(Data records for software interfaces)
□ □ □ □ □

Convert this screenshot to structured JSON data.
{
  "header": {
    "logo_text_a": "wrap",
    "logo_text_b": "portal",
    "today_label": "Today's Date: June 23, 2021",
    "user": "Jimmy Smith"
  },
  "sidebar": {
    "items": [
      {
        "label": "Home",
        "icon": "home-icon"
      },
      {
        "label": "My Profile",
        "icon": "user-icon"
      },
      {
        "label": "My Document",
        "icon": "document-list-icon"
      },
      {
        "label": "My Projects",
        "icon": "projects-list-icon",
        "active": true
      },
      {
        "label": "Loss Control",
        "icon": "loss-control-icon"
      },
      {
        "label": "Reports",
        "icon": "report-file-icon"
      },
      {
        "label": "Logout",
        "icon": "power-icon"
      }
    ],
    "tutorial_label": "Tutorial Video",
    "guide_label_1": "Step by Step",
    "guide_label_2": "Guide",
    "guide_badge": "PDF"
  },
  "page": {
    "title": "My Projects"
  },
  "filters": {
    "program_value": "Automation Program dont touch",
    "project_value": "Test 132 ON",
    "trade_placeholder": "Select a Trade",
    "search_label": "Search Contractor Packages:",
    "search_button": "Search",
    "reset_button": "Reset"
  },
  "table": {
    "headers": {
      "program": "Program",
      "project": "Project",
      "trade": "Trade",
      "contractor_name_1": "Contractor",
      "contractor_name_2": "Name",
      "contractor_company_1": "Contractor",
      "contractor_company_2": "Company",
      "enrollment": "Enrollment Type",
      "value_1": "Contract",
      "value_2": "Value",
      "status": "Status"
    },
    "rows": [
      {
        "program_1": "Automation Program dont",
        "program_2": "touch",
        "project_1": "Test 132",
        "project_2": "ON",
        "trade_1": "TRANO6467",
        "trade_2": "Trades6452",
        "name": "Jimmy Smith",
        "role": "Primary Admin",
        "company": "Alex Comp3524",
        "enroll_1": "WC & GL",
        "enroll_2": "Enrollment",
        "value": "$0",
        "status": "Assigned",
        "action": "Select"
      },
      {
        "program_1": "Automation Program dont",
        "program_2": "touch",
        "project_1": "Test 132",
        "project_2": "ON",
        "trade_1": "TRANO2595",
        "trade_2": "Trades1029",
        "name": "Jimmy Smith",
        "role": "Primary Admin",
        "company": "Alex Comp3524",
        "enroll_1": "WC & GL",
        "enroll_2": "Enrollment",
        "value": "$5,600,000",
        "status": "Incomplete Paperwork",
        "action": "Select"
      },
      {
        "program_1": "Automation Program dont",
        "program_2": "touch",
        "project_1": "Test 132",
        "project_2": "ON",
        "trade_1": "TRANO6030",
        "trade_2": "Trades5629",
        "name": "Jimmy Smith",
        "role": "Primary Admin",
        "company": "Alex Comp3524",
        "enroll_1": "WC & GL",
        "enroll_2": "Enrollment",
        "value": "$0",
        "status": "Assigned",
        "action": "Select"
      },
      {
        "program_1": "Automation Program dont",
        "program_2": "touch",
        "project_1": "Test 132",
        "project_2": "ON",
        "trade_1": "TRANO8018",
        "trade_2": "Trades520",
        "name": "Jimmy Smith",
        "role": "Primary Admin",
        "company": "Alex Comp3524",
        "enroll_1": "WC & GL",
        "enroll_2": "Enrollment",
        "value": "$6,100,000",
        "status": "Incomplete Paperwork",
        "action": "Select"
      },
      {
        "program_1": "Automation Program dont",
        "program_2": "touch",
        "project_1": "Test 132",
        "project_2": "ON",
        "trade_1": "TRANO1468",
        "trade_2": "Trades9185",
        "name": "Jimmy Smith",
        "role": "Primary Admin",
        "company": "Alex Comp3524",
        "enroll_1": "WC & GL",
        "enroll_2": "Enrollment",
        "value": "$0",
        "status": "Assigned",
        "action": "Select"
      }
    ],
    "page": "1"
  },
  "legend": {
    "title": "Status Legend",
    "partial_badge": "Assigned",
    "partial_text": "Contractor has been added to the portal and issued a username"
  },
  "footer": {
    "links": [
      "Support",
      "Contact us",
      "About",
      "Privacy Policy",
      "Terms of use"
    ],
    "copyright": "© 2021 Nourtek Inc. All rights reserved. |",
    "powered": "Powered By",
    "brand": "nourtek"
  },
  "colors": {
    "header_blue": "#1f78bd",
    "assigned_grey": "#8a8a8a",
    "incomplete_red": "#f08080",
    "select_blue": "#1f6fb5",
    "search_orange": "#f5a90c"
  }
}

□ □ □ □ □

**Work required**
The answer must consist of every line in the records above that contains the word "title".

**Result of the task**
    "title": "My Projects"
    "title": "Status Legend",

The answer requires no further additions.